China factory data prompts spending calls
CHINA REVEALED fresh evidence yesterday of slowing activity in the world’s second-largest economy, with sliding factory output and investment prompting calls for Beijing to do more to prop up flagging growth.
According to official figures released by China’s statistics bureau, value-added industrial output rose 8.9 per cent last month from a year earlier, down from 9.2 per cent in July and the slowest growth since May 2009.
Last month investment in fixed assets increased 18.8 per cent from a year earlier, down from 20.4 per cent growth in July.
The scope to use monetary policy to shore up growth appears to be narrowing, as the annual rate of consumer inflation rose to 2 per cent last month from July’s 30-month low of 1.8 per cent.
Europe’s debt crisis and sluggish growth in the US is hitting China’s two main export markets, and the economy is on track to register its slowest rate of growth in 13 years at about 8 per cent.
President Hu Jintao said the pressure from falling exports was creating difficulties. Speaking at the Asia-Pacific Economic Cooperation CEO Summit in Vladivostok, he promised to do more to boost domestic demand and promote more balanced growth. “Economic growth is facing notable downward pressure . . . and exporters are facing more difficulties,” Mr Hu said. “We have an arduous task of creating jobs for new entrants to the labour force.”
He said the economy was characterised by a “lack of balance, co-ordination and sustainability” and the country would promote “inclusive growth”.
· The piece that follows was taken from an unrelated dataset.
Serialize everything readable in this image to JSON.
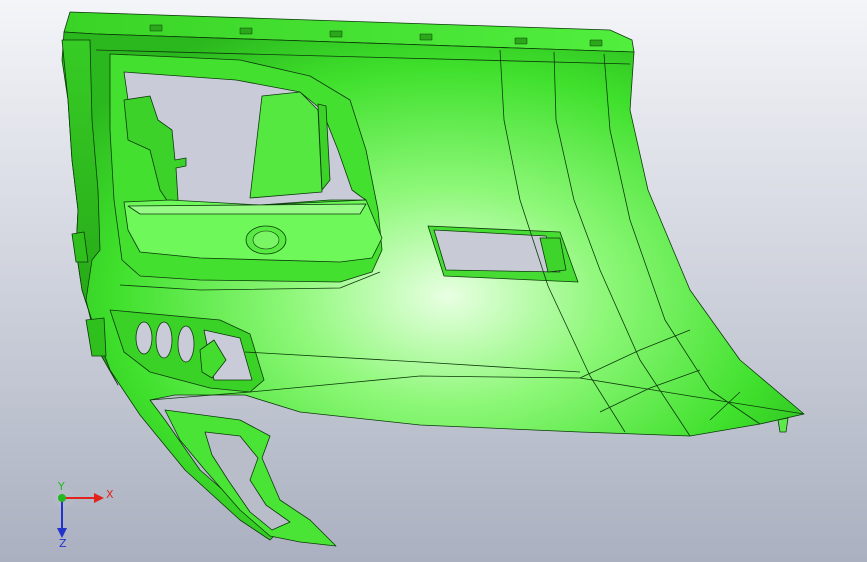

Asia’s biggest economy grew 7.6 per cent in the second quarter from a year earlier, the slowest pace in three years, after the government moved to slow inflation and surging property prices in the wake of a 2009 stimulus. Wang Jun, a researcher with the China Centre for International Economic Exchanges, expects inflation to retreat again in the fourth quarter. – (Additional reporting: Financial Times Limited 2012)